Magic Johnson’s life is now being turned into a four-part documentary series for Apple TV+.
The announcement was made Thursday, three days before the anniversary of a key day: On Nov. 7, 1991, Johnson (shown here) announced that he had tested positive for HIV.
That was at a time when AIDS was considered a death sentence. Johnson, now 62, threw himself into the newest medical protocols and has thrived for 30 years.
He’s gone on to be a major businessman. He created (and later sold) the Magic Johnson movie theater chain and a chain of 125 Starbucks coffee shops. He started the Aspire cable network, is one of the owners of the Los Angeles Lakers and Los Angeles Sparks and has had an ownership role in everything from insurance and food to real estate and a Pepsi franchise.
His story has been told before, often focusing on the rivalry/friendship with Larry Bird. That was the subject of a book, an HBO documentary and even a Broadway play.
But the new film, Apple says, will cover the full range of his life, starting when he was Earvin Johnson in Lansing, Mich.
Johnson went on to two years at Michigan State University and a national championship – beating Bird’s Indiana State team, in what remains the most-watched basketball game in TV history.
He and Bird reached pro basketball at the same time – Bird with the Boston Celtics, Johnson winning five championships with the Los Angeles Lakers.
Both brought a passing and teamwork approach to a league that had been shot-crazy. Johnson retired with the highest assists-per-game average (11.2) in NBA history.

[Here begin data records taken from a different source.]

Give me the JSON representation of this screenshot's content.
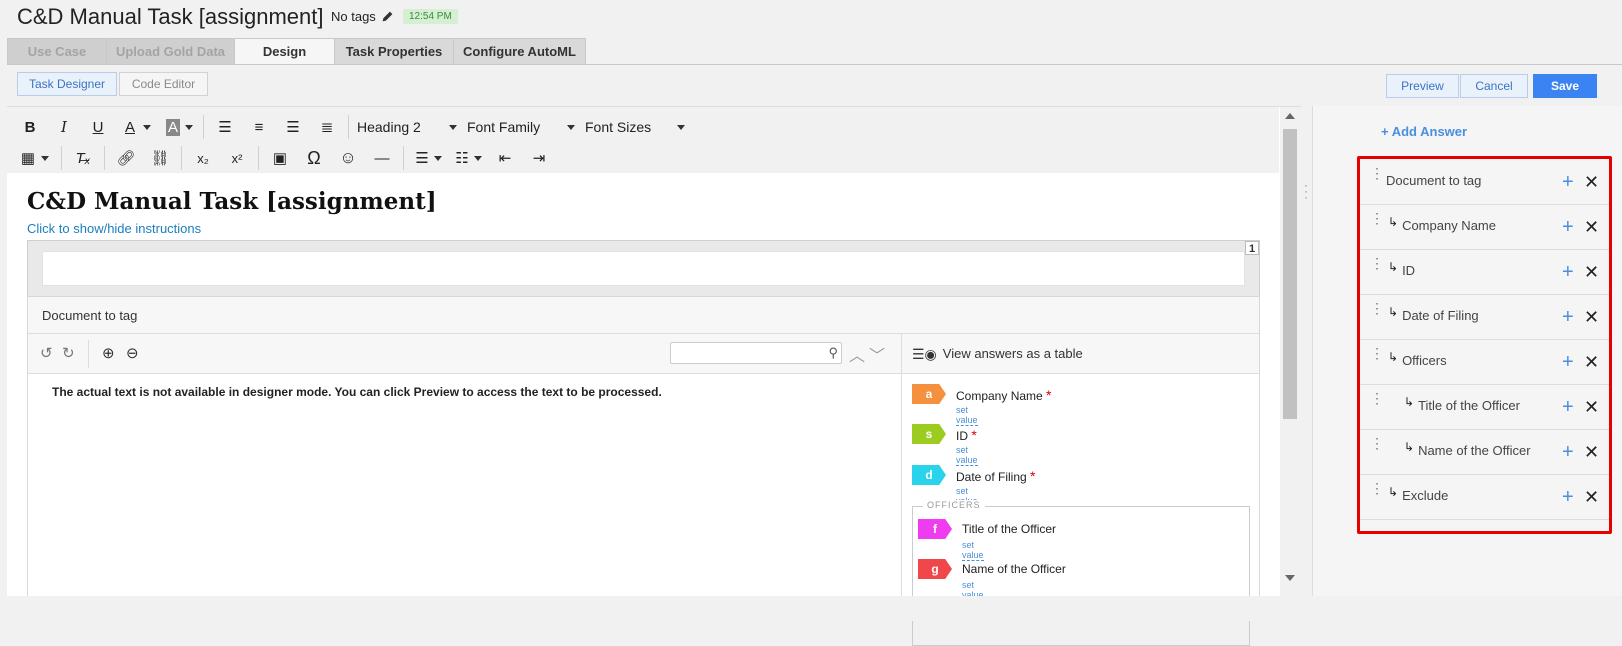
{
  "header": {
    "title": "C&D Manual Task [assignment]",
    "tags_label": "No tags",
    "time": "12:54 PM"
  },
  "tabs": [
    {
      "label": "Use Case",
      "state": "disabled"
    },
    {
      "label": "Upload Gold Data",
      "state": "disabled"
    },
    {
      "label": "Design",
      "state": "active"
    },
    {
      "label": "Task Properties",
      "state": "normal"
    },
    {
      "label": "Configure AutoML",
      "state": "normal"
    }
  ],
  "mode_buttons": {
    "task_designer": "Task Designer",
    "code_editor": "Code Editor"
  },
  "actions": {
    "preview": "Preview",
    "cancel": "Cancel",
    "save": "Save"
  },
  "rte": {
    "heading_select": "Heading 2",
    "font_family_select": "Font Family",
    "font_sizes_select": "Font Sizes"
  },
  "editor": {
    "doc_title": "C&D Manual Task [assignment]",
    "toggle_instructions": "Click to show/hide instructions",
    "page_number": "1",
    "document_label": "Document to tag",
    "designer_note": "The actual text is not available in designer mode. You can click Preview to access the text to be processed.",
    "view_table_label": "View answers as a table",
    "set_value": "set value",
    "officers_group": "OFFICERS",
    "answer_tags": [
      {
        "key": "a",
        "label": "Company Name",
        "color": "#f5913e",
        "required": "*"
      },
      {
        "key": "s",
        "label": "ID",
        "color": "#9ccc1f",
        "required": "*"
      },
      {
        "key": "d",
        "label": "Date of Filing",
        "color": "#29d3ec",
        "required": "*"
      }
    ],
    "officer_tags": [
      {
        "key": "f",
        "label": "Title of the Officer",
        "color": "#f03cf0"
      },
      {
        "key": "g",
        "label": "Name of the Officer",
        "color": "#f0484a"
      }
    ]
  },
  "right_panel": {
    "add_answer": "+ Add Answer",
    "items": [
      {
        "label": "Document to tag",
        "level": 0
      },
      {
        "label": "Company Name",
        "level": 1
      },
      {
        "label": "ID",
        "level": 1
      },
      {
        "label": "Date of Filing",
        "level": 1
      },
      {
        "label": "Officers",
        "level": 1
      },
      {
        "label": "Title of the Officer",
        "level": 2
      },
      {
        "label": "Name of the Officer",
        "level": 2
      },
      {
        "label": "Exclude",
        "level": 1
      }
    ]
  },
  "colors": {
    "accent": "#3b82f2",
    "highlight_border": "#e60000",
    "link": "#1a7fbf"
  }
}
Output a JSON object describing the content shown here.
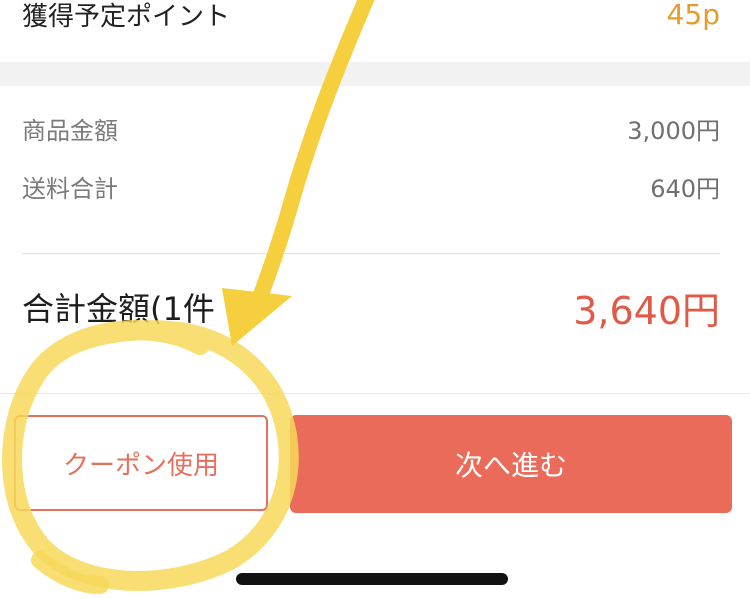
{
  "points": {
    "label": "獲得予定ポイント",
    "value": "45p"
  },
  "breakdown": [
    {
      "label": "商品金額",
      "value": "3,000円"
    },
    {
      "label": "送料合計",
      "value": "640円"
    }
  ],
  "total": {
    "label": "合計金額(1件",
    "value": "3,640円"
  },
  "buttons": {
    "coupon": "クーポン使用",
    "next": "次へ進む"
  },
  "colors": {
    "accent": "#ea6b5a",
    "points": "#e69b2d",
    "annotation": "#f5d24a"
  },
  "annotation_icons": [
    "arrow-annotation-icon",
    "circle-annotation-icon"
  ]
}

The documentary will be filmed with movie-style quality, Apple said. That will include the cinematogapher of “Black Panther,” the editor of “Ford v. Ferrari” and the director of “Dope.”